ACTIVITY: Only lines containing "管理用户组" belong in the answer, each copied from the entries below.
-----
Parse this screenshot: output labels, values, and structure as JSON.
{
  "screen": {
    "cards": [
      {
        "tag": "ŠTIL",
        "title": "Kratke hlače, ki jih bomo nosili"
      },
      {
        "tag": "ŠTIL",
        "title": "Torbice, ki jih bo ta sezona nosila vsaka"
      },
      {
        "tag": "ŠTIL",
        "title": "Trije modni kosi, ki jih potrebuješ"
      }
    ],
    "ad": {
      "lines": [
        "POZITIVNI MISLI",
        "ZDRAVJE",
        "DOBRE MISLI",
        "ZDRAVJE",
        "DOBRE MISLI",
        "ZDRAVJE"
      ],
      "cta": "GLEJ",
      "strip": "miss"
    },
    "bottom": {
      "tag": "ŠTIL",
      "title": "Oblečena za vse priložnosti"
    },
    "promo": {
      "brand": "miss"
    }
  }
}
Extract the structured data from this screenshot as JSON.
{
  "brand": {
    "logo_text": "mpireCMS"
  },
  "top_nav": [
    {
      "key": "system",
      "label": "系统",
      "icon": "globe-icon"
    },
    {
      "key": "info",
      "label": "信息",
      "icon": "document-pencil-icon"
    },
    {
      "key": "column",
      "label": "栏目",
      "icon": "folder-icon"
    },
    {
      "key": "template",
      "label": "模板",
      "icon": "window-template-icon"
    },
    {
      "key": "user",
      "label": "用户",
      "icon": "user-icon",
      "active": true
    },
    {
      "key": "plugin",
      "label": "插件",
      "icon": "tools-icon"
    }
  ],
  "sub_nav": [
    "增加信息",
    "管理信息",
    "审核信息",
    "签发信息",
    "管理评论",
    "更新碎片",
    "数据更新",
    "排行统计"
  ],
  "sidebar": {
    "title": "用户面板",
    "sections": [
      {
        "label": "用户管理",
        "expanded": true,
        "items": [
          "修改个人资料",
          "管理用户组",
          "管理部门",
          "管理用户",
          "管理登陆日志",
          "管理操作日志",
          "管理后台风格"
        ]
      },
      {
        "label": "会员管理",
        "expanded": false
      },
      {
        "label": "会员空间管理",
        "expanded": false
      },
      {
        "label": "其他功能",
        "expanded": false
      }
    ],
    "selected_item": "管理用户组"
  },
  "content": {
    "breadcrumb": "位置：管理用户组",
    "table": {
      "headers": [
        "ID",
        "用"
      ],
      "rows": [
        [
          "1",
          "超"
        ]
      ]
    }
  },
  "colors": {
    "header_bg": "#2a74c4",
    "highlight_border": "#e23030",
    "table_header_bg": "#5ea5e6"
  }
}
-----
ANSWER BOX:
          "管理用户组",
    "selected_item": "管理用户组"
    "breadcrumb": "位置：管理用户组",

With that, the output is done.